Determined to escape back to her own world, Lethal has been building a super-computer to help her find anyone working on time travel. She finally discovers a "Project Chronos" and decides to investigate.
As she infiltrates the top secret project, Lethal finds herself battling her way through deadly combat robots instead of the non-violent robot police she is used to dealing with, which convinces her she's on the right track.
Finally arriving at the time machine itself, Lethal intercepts communications letting her know that the creator lured her there on purpose to test the device before using it to change the past. Lethal ponders destroying the machine, even though it would trap her forever in the strange possible future she's been living in. Suddenly, she is attacked by a mysterious woman!
The End. To be continued?
This is a strange little relic. It's part of Image's (then) ongoing superhero continuity spun off from the "Brigade" series that is supposed to tell what happened in the years between the main character disappearing during a battle with a villain called Crypt and when Image brought the character back (Thanks, Wikipedia!) But this issue is all there is, even though there's an obvious "To be continued" tag on the final page. In other words, yet ANOTHER off-brand unfinished project.
So what we have here is basically just a sort of story fragment that assumes that the reader knows everything about (then current) Image continuity and the main character. There's a bit of exposition to be had, but without hitting Wikipedia, this comic is pretty much unreadable except for the bare-bones understanding that you've got some sort of scantilly-clad warrior woman kicking and stabbing ninja robots in order to steal a ride in a time machine.
The art here is decent.
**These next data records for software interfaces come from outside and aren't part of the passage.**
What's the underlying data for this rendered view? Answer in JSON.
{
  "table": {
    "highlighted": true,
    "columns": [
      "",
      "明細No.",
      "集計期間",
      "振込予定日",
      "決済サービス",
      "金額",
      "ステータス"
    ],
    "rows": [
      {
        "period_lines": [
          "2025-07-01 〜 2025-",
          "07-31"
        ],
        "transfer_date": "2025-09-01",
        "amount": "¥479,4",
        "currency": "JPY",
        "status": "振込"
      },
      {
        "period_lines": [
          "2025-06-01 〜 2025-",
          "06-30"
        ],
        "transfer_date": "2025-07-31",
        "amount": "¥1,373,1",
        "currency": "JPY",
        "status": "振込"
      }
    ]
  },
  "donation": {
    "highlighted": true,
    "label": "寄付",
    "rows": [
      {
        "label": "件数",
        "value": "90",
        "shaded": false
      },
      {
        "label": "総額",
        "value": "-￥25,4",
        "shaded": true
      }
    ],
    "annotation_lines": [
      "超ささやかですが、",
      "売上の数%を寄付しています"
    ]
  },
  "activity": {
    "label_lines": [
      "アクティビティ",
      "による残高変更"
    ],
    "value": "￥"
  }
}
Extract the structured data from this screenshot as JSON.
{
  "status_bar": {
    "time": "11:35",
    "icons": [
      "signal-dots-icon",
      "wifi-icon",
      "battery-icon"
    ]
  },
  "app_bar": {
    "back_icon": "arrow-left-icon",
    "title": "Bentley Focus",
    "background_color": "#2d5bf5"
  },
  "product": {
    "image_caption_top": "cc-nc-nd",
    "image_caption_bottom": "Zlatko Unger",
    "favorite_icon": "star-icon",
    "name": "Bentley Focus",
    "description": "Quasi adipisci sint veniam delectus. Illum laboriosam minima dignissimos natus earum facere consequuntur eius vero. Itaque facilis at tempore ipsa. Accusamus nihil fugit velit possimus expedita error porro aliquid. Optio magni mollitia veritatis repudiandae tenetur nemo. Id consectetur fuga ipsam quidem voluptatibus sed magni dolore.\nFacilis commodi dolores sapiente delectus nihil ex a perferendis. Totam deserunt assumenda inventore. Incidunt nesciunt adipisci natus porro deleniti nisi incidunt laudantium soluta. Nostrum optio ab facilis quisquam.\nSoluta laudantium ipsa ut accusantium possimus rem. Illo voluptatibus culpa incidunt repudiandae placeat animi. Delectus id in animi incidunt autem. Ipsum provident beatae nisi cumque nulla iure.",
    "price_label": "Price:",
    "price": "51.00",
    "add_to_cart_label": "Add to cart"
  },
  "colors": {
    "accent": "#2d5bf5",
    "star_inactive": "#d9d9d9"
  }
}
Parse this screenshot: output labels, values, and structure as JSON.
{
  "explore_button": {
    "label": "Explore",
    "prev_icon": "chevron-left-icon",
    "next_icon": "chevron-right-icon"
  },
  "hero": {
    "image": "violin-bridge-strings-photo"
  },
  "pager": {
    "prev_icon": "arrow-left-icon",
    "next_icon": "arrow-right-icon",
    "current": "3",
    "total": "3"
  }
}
Nothing great, but there are a few pretty nice panels here and there. It's Liefeld-inspired Image House Style straight from the publisher's "We want to be Marvel!" days, which is to say that there's a major focus on Lethal's crotch as she kicks her way through the various battles that makes this comic even less office-readable than the others in this handful.
Gratuitous crotch shots aside, the WORST part of the art is the -Awful coloring. The coloring in this comic is so garish on most pages that it sort of made me want to just not read it at all.
Overall, this comic is practically unreadable. It fills a hole in Image continuity that casual readers probably won't even be aware exists, and even if you DO find yourself interested, the story is unfinished. The art has colors that make your eyes bleed and just makes you wonder how the that tiny strip of floss stays in place on Lethal's crotch during battles. Look. . .never mind. Just skip this one. Trust me.
THE FINAL VERDICT:
I give this one 2 out of 5 mysteriously clingy strips of spandex.
First, I would like to thank my daughter for handing me a batch of comics I couldn't read at work or in front of my wife because of their covers alone. Expect some form of hilarious (to me) revenge at an unspecified future date long after you've forgotten reading this.
THAT aside, this was a pretty mixed bag. There were some really unexpected surprises to be found in Oniba and UltraVixen, which were both a lot better than I thought they would be, but the rest were pretty forgettable stories hanging firmly on the hook of the lowest common denominators of and violence in the artwork.
Up Next. . .
That's right. MORE off-brand one shots!
I'm hoping for less and more story this time.
Be there or be square!